▸ **Exercise**: Copy each line of the following material that has the string "判题结果".

▸ **Records**:
++++++

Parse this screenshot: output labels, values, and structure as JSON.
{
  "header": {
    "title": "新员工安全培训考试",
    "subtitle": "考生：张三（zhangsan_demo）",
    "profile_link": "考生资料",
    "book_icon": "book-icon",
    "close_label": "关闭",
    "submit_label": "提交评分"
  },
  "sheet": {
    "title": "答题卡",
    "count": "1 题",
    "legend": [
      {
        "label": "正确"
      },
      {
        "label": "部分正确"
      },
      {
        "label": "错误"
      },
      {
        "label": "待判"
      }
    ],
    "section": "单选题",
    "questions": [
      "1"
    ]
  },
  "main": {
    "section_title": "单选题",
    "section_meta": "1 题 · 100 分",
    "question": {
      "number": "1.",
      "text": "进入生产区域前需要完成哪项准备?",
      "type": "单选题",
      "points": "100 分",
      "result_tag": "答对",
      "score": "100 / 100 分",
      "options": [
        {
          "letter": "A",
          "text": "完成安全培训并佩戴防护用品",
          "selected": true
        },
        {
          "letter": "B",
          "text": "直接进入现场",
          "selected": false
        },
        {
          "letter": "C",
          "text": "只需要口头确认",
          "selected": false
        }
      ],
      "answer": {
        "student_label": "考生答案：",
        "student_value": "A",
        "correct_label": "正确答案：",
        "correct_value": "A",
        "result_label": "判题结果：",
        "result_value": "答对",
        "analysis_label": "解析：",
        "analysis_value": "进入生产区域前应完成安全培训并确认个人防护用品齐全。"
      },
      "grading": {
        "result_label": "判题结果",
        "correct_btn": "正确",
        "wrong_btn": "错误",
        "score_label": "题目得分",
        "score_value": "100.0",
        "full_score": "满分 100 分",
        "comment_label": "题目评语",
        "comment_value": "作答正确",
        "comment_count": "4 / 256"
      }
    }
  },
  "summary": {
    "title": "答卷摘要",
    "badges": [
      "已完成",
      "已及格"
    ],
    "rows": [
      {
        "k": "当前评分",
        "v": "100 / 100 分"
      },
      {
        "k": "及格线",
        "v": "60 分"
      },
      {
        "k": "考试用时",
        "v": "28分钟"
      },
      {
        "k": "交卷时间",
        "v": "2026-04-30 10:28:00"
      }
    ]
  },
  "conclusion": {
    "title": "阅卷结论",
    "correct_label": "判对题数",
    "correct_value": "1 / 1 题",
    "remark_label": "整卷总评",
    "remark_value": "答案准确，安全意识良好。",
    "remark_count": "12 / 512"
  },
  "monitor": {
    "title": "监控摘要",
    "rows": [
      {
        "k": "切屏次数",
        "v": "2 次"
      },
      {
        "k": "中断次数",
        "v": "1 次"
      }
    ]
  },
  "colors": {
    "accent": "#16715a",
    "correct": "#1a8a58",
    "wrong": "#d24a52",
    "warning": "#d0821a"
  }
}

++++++

▸ **Reply to the task**:
        "result_label": "判题结果：",
        "result_label": "判题结果",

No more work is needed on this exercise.